The phrase was recommended by George Mason to the Virginia Convention in 1776, as part of the commonwealth's seal. The Seal of the Commonwealth of Virginia shows Virtue, spear in hand, with her foot on the prostrate form of Tyranny, whose crown lies nearby. The Seal was planned by Mason and designed by George Wythe, who signed the United States Declaration of Independence and taught law to Thomas Jefferson.[8] A joke referencing the image on the seal that dates as far back as the Civil War, is that "Sic semper tyrannis" actually means "Get your foot off my neck."[9]

The phrase is also the motto of the United States Navy attack submarine named for the state, the USS Virginia (SSN-774). Before that, it was the motto of the nuclear-powered cruiser USS Virginia (CGN-38). It is also the motto of the U.S. city Allentown, the third largest city in Pennsylvania, and is referenced in the official state song of Maryland.

In popular culture[edit]

  • The phrase was the final line spoken in the season two finale of The Last Ship, as one of the season's previous villains (Curtis) shoots and leaves for dead one of the main protagonists (Dr. Rachel Scott) in the season's end cliffhanger.
  • In the episode of Seinfeld titled "The Pilot", just as Jerry's NBC-TV pilot is about to be taped, Crazy Joe Davola leaps from the balcony and, much like John Wilkes Booth, shouts "Sic semper tyrannis!" Later in the show, Jerry explains the Booth connection to George, but gets the translation wrong.
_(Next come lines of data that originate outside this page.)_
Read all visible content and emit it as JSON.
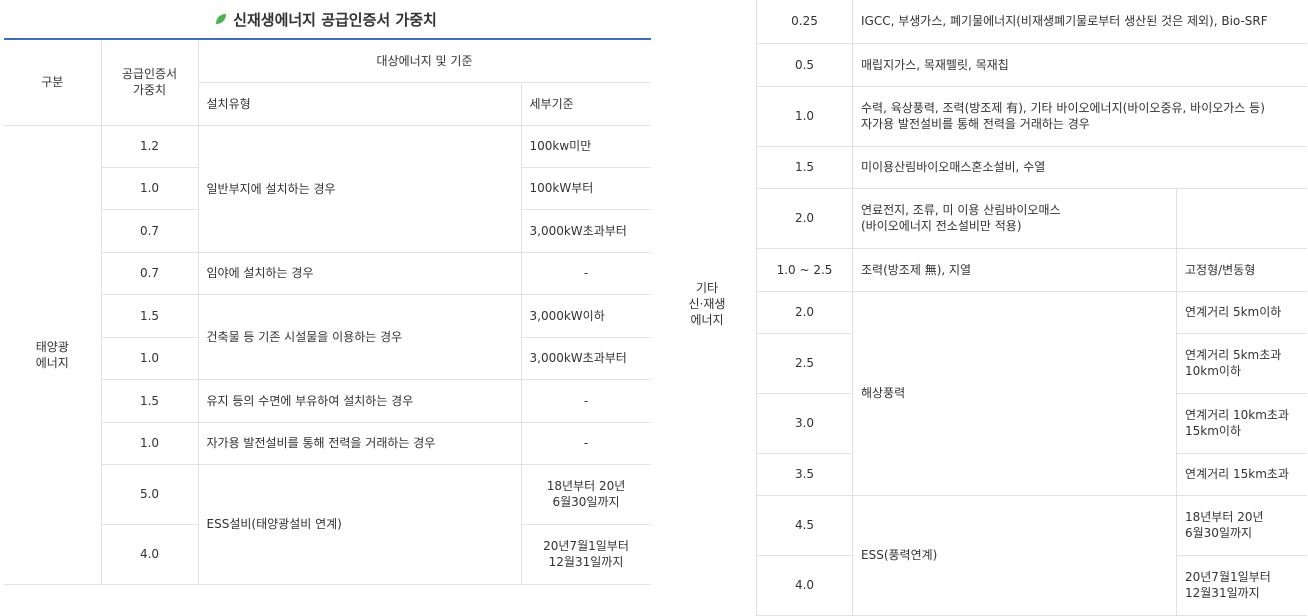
{
  "title": "신재생에너지 공급인증서 가중치",
  "left_table": {
    "headers": {
      "category": "구분",
      "weight": "공급인증서\n가중치",
      "target": "대상에너지 및 기준",
      "install_type": "설치유형",
      "detail": "세부기준"
    },
    "category_label": "태양광\n에너지",
    "weights": [
      "1.2",
      "1.0",
      "0.7",
      "0.7",
      "1.5",
      "1.0",
      "1.5",
      "1.0",
      "5.0",
      "4.0"
    ],
    "install_types": [
      "일반부지에 설치하는 경우",
      "임야에 설치하는 경우",
      "건축물 등 기존 시설물을 이용하는 경우",
      "유지 등의 수면에 부유하여 설치하는 경우",
      "자가용 발전설비를 통해 전력을 거래하는 경우",
      "ESS설비(태양광설비 연계)"
    ],
    "details": [
      "100kw미만",
      "100kW부터",
      "3,000kW초과부터",
      "-",
      "3,000kW이하",
      "3,000kW초과부터",
      "-",
      "-",
      "18년부터 20년\n6월30일까지",
      "20년7월1일부터\n12월31일까지"
    ]
  },
  "right_table": {
    "category_label": "기타\n신·재생\n에너지",
    "weights": [
      "0.25",
      "0.5",
      "1.0",
      "1.5",
      "2.0",
      "1.0 ~ 2.5",
      "2.0",
      "2.5",
      "3.0",
      "3.5",
      "4.5",
      "4.0"
    ],
    "targets": [
      "IGCC, 부생가스, 폐기물에너지(비재생폐기물로부터 생산된 것은 제외), Bio-SRF",
      "매립지가스, 목재펠릿, 목재칩",
      "수력, 육상풍력, 조력(방조제 有), 기타 바이오에너지(바이오중유, 바이오가스 등)\n자가용 발전설비를 통해 전력을 거래하는 경우",
      "미이용산림바이오매스혼소설비, 수열",
      "연료전지, 조류, 미 이용 산림바이오매스\n(바이오에너지 전소설비만 적용)",
      "조력(방조제 無), 지열",
      "해상풍력",
      "ESS(풍력연계)"
    ],
    "details": [
      "고정형/변동형",
      "연계거리 5km이하",
      "연계거리 5km초과\n10km이하",
      "연계거리 10km초과\n15km이하",
      "연계거리 15km초과",
      "18년부터 20년\n6월30일까지",
      "20년7월1일부터\n12월31일까지"
    ]
  },
  "colors": {
    "accent": "#3e6dba",
    "leaf": "#4caf50",
    "border": "#e2e2e2"
  }
}
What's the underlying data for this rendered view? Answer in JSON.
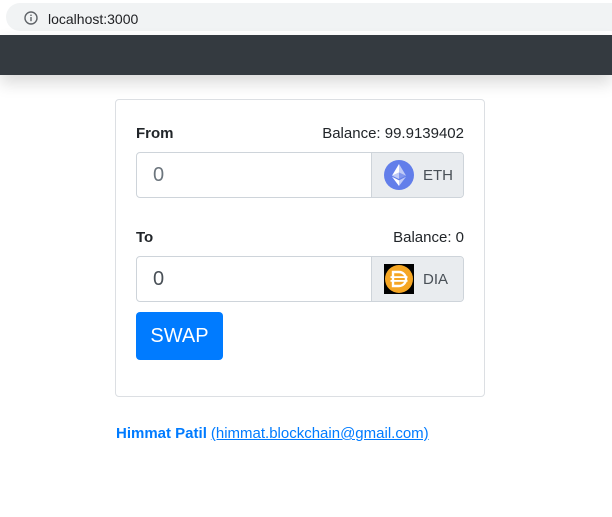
{
  "browser": {
    "url": "localhost:3000"
  },
  "from": {
    "label": "From",
    "balance": "Balance: 99.9139402",
    "amount_placeholder": "0",
    "token_symbol": "ETH"
  },
  "to": {
    "label": "To",
    "balance": "Balance: 0",
    "amount_value": "0",
    "token_symbol": "DIA"
  },
  "swap_button_label": "SWAP",
  "footer": {
    "author": "Himmat Patil",
    "email_link": "(himmat.blockchain@gmail.com)"
  },
  "colors": {
    "navbar": "#343a40",
    "primary": "#007bff",
    "eth_logo": "#627eea",
    "dia_logo": "#f5a623"
  },
  "icons": {
    "address_bar": "info-icon",
    "from_token": "ethereum-logo-icon",
    "to_token": "dia-logo-icon"
  }
}
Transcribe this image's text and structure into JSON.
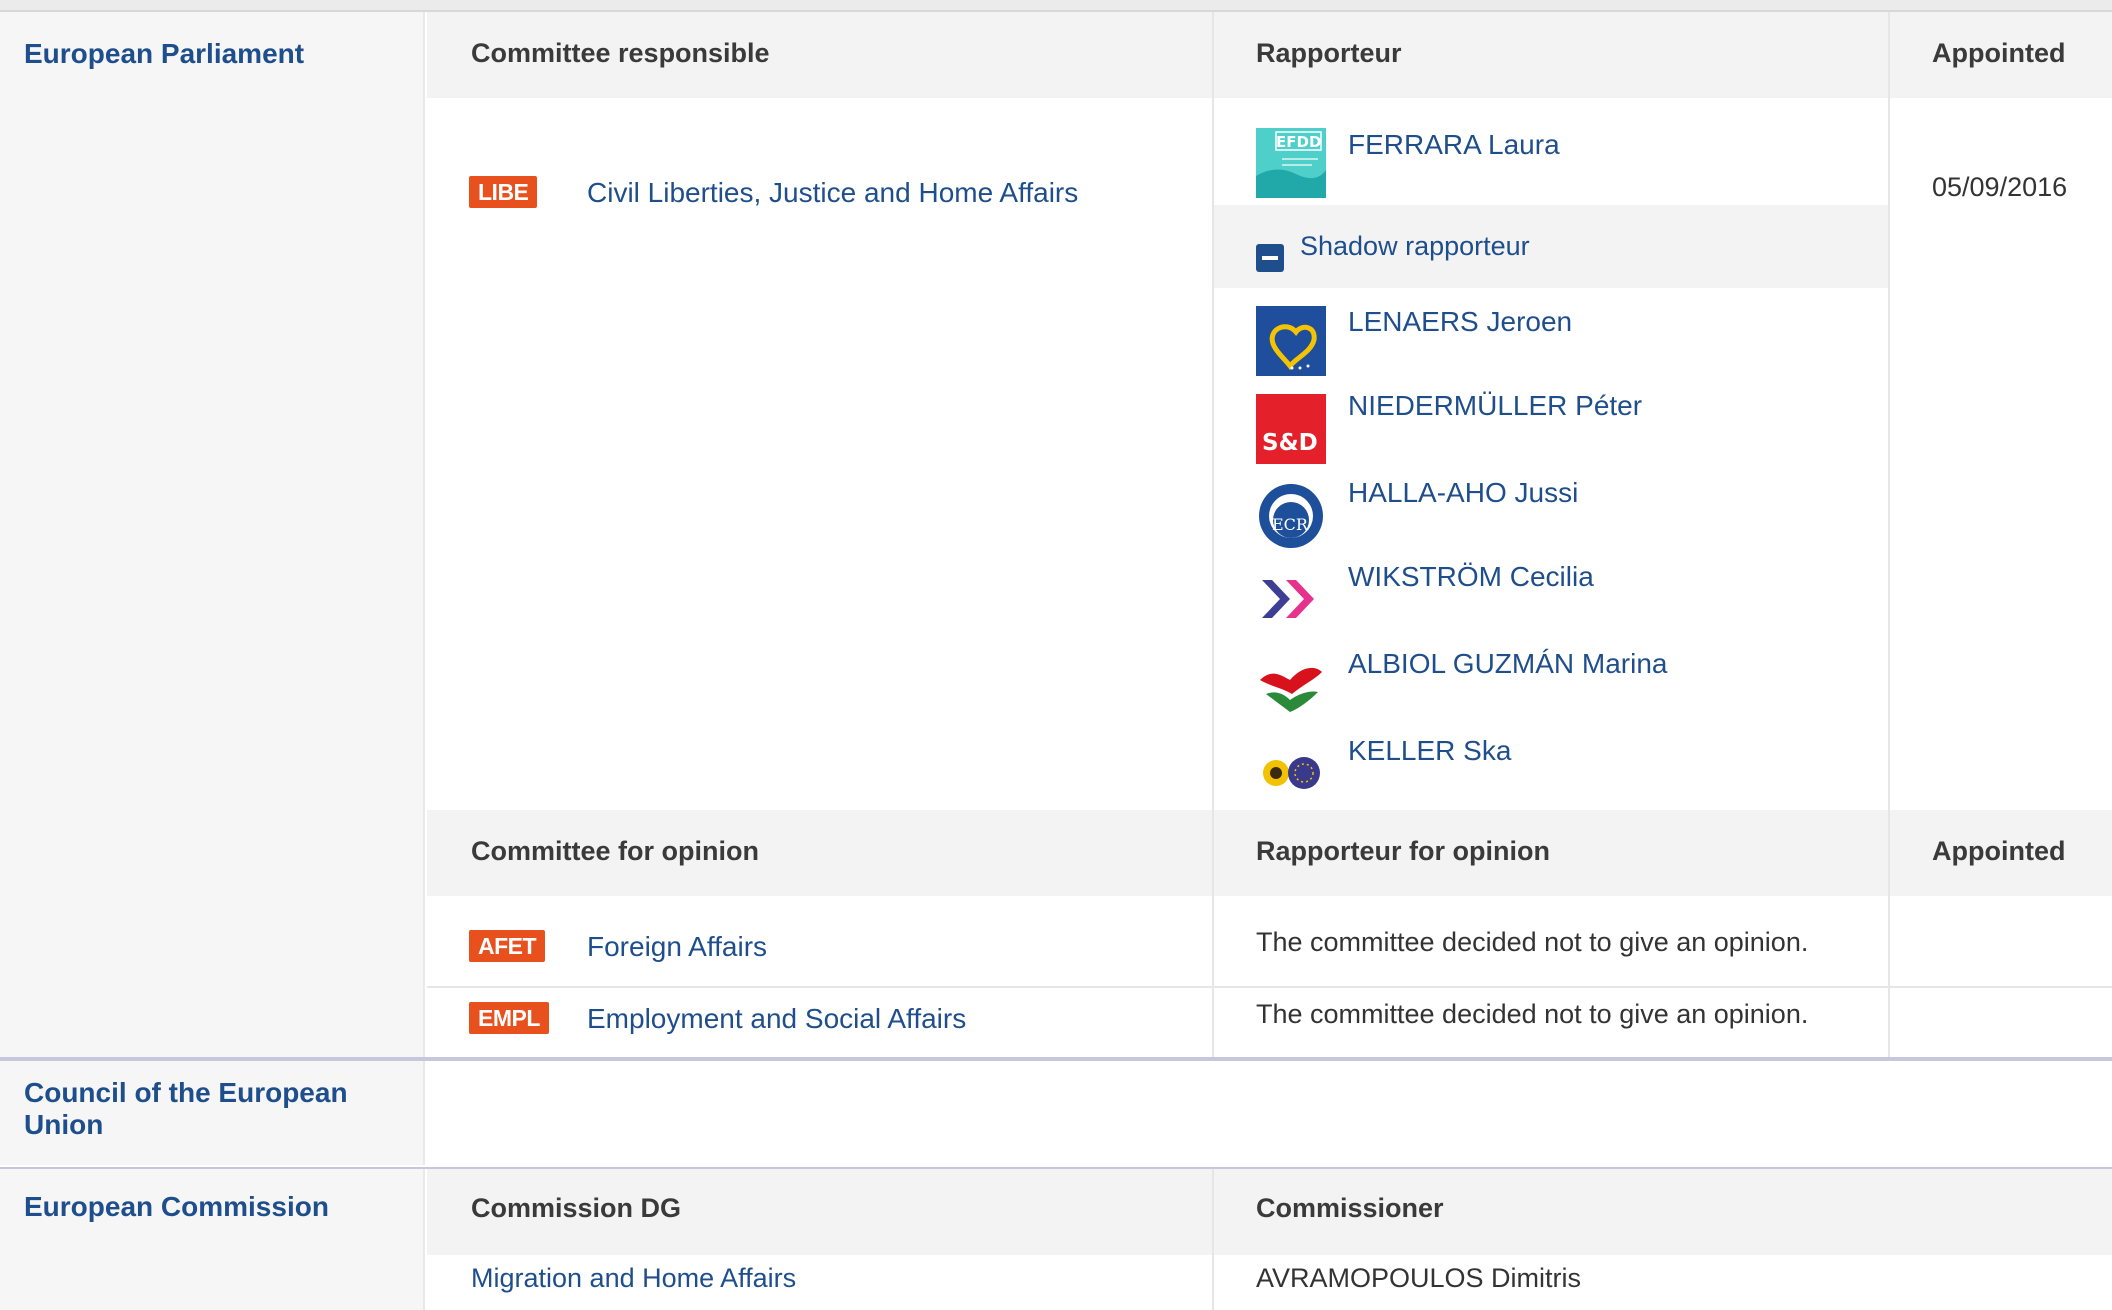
{
  "european_parliament": {
    "label": "European Parliament",
    "committee_responsible_header": "Committee responsible",
    "rapporteur_header": "Rapporteur",
    "appointed_header": "Appointed",
    "committee": {
      "code": "LIBE",
      "name": "Civil Liberties, Justice and Home Affairs"
    },
    "rapporteur": {
      "name": "FERRARA Laura",
      "group_logo": "efdd-logo",
      "group_logo_text": "EFDD"
    },
    "appointed_date": "05/09/2016",
    "shadow_toggle_label": "Shadow rapporteur",
    "shadow_rapporteurs": [
      {
        "name": "LENAERS Jeroen",
        "group_logo": "epp-logo"
      },
      {
        "name": "NIEDERMÜLLER Péter",
        "group_logo": "sd-logo",
        "logo_text": "S&D"
      },
      {
        "name": "HALLA-AHO Jussi",
        "group_logo": "ecr-logo",
        "logo_text": "ECR"
      },
      {
        "name": "WIKSTRÖM Cecilia",
        "group_logo": "alde-logo"
      },
      {
        "name": "ALBIOL GUZMÁN Marina",
        "group_logo": "gue-ngl-logo"
      },
      {
        "name": "KELLER Ska",
        "group_logo": "greens-efa-logo"
      }
    ],
    "committee_opinion_header": "Committee for opinion",
    "rapporteur_opinion_header": "Rapporteur for opinion",
    "appointed_opinion_header": "Appointed",
    "opinions": [
      {
        "code": "AFET",
        "name": "Foreign Affairs",
        "rapporteur_text": "The committee decided not to give an opinion."
      },
      {
        "code": "EMPL",
        "name": "Employment and Social Affairs",
        "rapporteur_text": "The committee decided not to give an opinion."
      }
    ]
  },
  "council": {
    "label": "Council of the European Union"
  },
  "commission": {
    "label": "European Commission",
    "dg_header": "Commission DG",
    "commissioner_header": "Commissioner",
    "dg_name": "Migration and Home Affairs",
    "commissioner_name": "AVRAMOPOULOS Dimitris"
  },
  "colors": {
    "badge": "#e8501e",
    "link": "#1f4e8c",
    "header_bg": "#f3f3f3",
    "institution_bg": "#f6f6f6"
  }
}
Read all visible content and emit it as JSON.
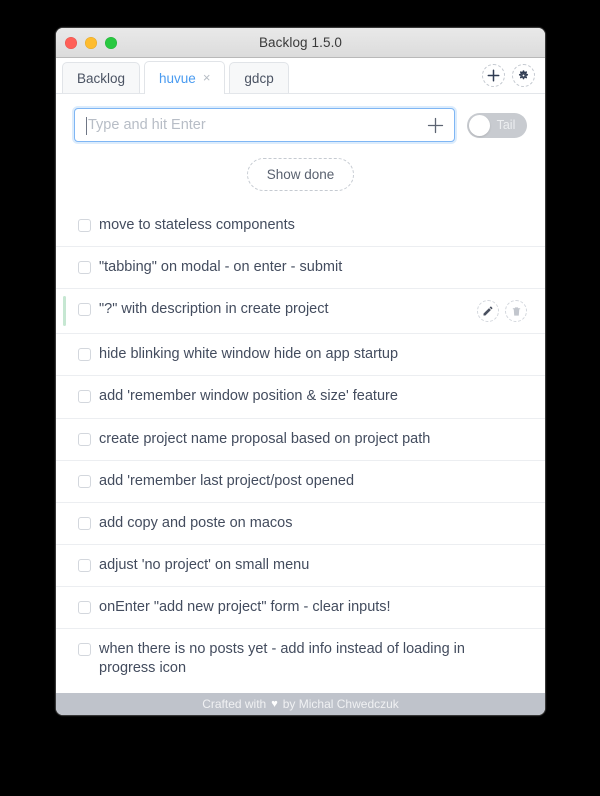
{
  "window": {
    "title": "Backlog 1.5.0",
    "traffic_lights": [
      {
        "name": "close",
        "color": "#ff5f57"
      },
      {
        "name": "minimize",
        "color": "#febc2e"
      },
      {
        "name": "maximize",
        "color": "#28c840"
      }
    ]
  },
  "tabs": [
    {
      "label": "Backlog",
      "active": false,
      "closable": false
    },
    {
      "label": "huvue",
      "active": true,
      "closable": true,
      "close_glyph": "×"
    },
    {
      "label": "gdcp",
      "active": false,
      "closable": false
    }
  ],
  "tab_actions": [
    {
      "name": "add-project-icon",
      "label": "+"
    },
    {
      "name": "settings-gear-icon",
      "label": "⚙"
    }
  ],
  "add_bar": {
    "placeholder": "Type and hit Enter",
    "value": "",
    "submit_icon": "plus-icon",
    "focused": true
  },
  "tail_toggle": {
    "label": "Tail",
    "state": "off"
  },
  "show_done_button": {
    "label": "Show done"
  },
  "tasks": [
    {
      "text": "move to stateless components",
      "done": false,
      "hovered": false
    },
    {
      "text": "\"tabbing\" on modal - on enter - submit",
      "done": false,
      "hovered": false
    },
    {
      "text": "\"?\" with description in create project",
      "done": false,
      "hovered": true
    },
    {
      "text": "hide blinking white window hide on app startup",
      "done": false,
      "hovered": false
    },
    {
      "text": "add 'remember window position & size' feature",
      "done": false,
      "hovered": false
    },
    {
      "text": "create project name proposal based on project path",
      "done": false,
      "hovered": false
    },
    {
      "text": "add 'remember last project/post opened",
      "done": false,
      "hovered": false
    },
    {
      "text": "add copy and poste on macos",
      "done": false,
      "hovered": false
    },
    {
      "text": "adjust 'no project' on small menu",
      "done": false,
      "hovered": false
    },
    {
      "text": "onEnter \"add new project\" form - clear inputs!",
      "done": false,
      "hovered": false
    },
    {
      "text": "when there is no posts yet - add info instead of loading in progress icon",
      "done": false,
      "hovered": false
    }
  ],
  "row_actions": {
    "edit_label": "edit-pencil-icon",
    "delete_label": "trash-icon"
  },
  "footer": {
    "prefix": "Crafted with",
    "heart": "♥",
    "suffix": "by Michal Chwedczuk"
  },
  "colors": {
    "accent_blue": "#4a9bf0",
    "focus_border": "#7fb6f4",
    "hover_bar_green": "#c6e7d2",
    "footer_bg": "#bfc3cb",
    "text": "#434c5e"
  }
}
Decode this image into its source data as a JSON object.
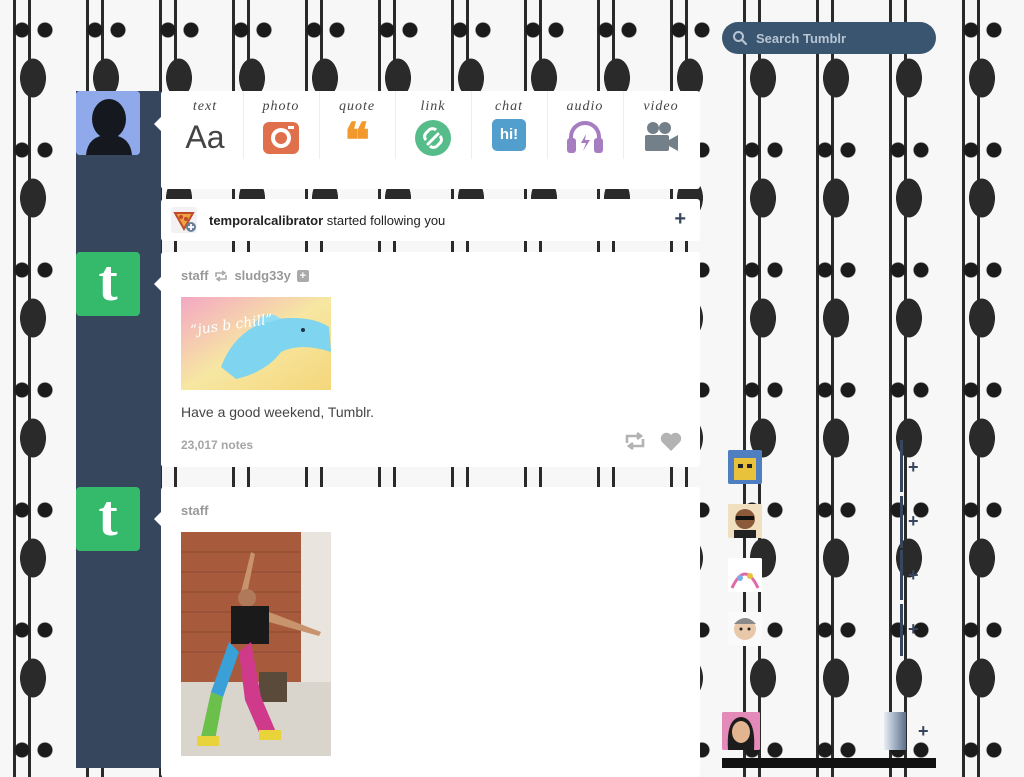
{
  "search": {
    "placeholder": "Search Tumblr"
  },
  "post_types": [
    {
      "label": "text",
      "glyph": "Aa",
      "icon": "text-icon",
      "color": "#444444"
    },
    {
      "label": "photo",
      "icon": "camera-icon",
      "color": "#e06f4b"
    },
    {
      "label": "quote",
      "glyph": "❝",
      "icon": "quote-icon",
      "color": "#f2992e"
    },
    {
      "label": "link",
      "icon": "link-icon",
      "color": "#56bc8a"
    },
    {
      "label": "chat",
      "glyph": "hi!",
      "icon": "chat-icon",
      "color": "#529ecc"
    },
    {
      "label": "audio",
      "icon": "headphones-icon",
      "color": "#a77dc2"
    },
    {
      "label": "video",
      "icon": "video-camera-icon",
      "color": "#748089"
    }
  ],
  "activity": {
    "username": "temporalcalibrator",
    "text": " started following you",
    "action_icon": "plus-icon"
  },
  "posts": [
    {
      "author": "staff",
      "reblogged_from": "sludg33y",
      "image_text": "“jus b chill”",
      "caption": "Have a good weekend, Tumblr.",
      "notes": "23,017 notes"
    },
    {
      "author": "staff"
    }
  ],
  "sidebar": {
    "plus": "+"
  },
  "colors": {
    "dashboard_blue": "#36465d",
    "tumblr_green": "#35b96b",
    "search_bg": "#3a5570"
  }
}
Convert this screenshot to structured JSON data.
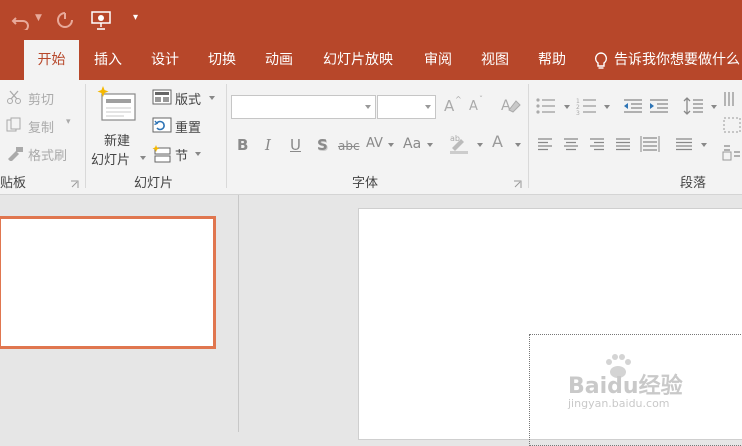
{
  "quick_access": {
    "undo_icon": "undo-icon",
    "redo_icon": "repeat-icon",
    "present_icon": "slideshow-from-start-icon",
    "customize_icon": "customize-qat-icon"
  },
  "tabs": [
    "开始",
    "插入",
    "设计",
    "切换",
    "动画",
    "幻灯片放映",
    "审阅",
    "视图",
    "帮助"
  ],
  "tell_me": "告诉我你想要做什么",
  "clipboard": {
    "cut": "剪切",
    "copy": "复制",
    "format_painter": "格式刷",
    "label": "贴板"
  },
  "slides": {
    "new_slide_line1": "新建",
    "new_slide_line2": "幻灯片",
    "layout": "版式",
    "reset": "重置",
    "section": "节",
    "label": "幻灯片"
  },
  "font": {
    "label": "字体",
    "font_name": "",
    "font_size": "",
    "bold": "B",
    "italic": "I",
    "underline": "U",
    "shadow": "S",
    "strike": "abc",
    "spacing": "AV",
    "change_case": "Aa",
    "grow": "A",
    "shrink": "A",
    "font_color": "A"
  },
  "paragraph": {
    "label": "段落"
  },
  "watermark": {
    "brand": "Baidu经验",
    "url": "jingyan.baidu.com"
  },
  "colors": {
    "accent": "#b7472a",
    "thumb_border": "#e0764f"
  }
}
He tells George it means "death to tyrants."
  • The phrase is the title in the season 2 premiere of CBS series NCIS: New Orleans. Also the words are said between two bad guys at the very end of the episode "Confluence" Season 2 Episode 8.
  • The phrase is used as the name of the finale of the Gameloft game Gangstar Vegas. Actually it refers to Frank Veliano, the main antagonist of the game as a "tyrant". E-Man, a major character in the game uses []tyrant]] to refer to Frank Veliano. "To steal the tyrant's chariot" means to steal Frank's Galloppino (a parody of the McLaren MP4-12C, Lamborghini Reventon, and Lamborghini Gallardo.)

See also[edit]


  1. ^ Mitgang, Herbert (12 April 1992). "Booth Speech Reveals a Killer's Mind". The New York Times. Retrieved 23 November 2015. 
  2. ^ Mulvihill, Amy (13 April 2015). "The Fault in His Stars". Baltimore Magazine. Retrieved 23 November 2015. 
  3. ^ Plutarch, "Caesar", Plutarch's Lives, with an English Translation by Bernadotte Perrin. Cambridge, MA. Harvard University Press. London. William Heinemann Ltd. 1919. ch. 67. On Line text.
  4. ^ "From Classroom to White House". 
  5. ^ "Diary Entry of John Wilkes Booth". 
  6. ^ "TimesMachine April 15, 1865 - New York Times". The New York Times. 
  7. ^ Kilzer, Lou; Flynn, Kevin (1997-12-19). "Did McVeigh Plan to get Caught, or was he Sloppy?". Denver Rocky Mountain News. 
  8. ^ Rowland, Kate Mason (1892). The Life of George Mason, 1725-1792. G.P. Putnam's Sons. pp. 264–265. 
  9. ^ von Borcke, Heros (April 1866). "Memoirs of the Confederate War for Independence". Blackwood's Edinburgh Magazine. American edition, vol. 62 (New York: Leonard Scott & Co.) 99 (606): 462. Retrieved 21 August 2010. ...the coat of arms of the state of Virginia, bearing the motto, Sic semper tyrannis, which the soldiers translated, "Take your foot off my neck", from the action of the principal figure ... representing Liberty, who, with a lance in her right hand, is standing over the conquered and prostrate tyrant, and apparently trampling on him with her heel. 

External links[edit]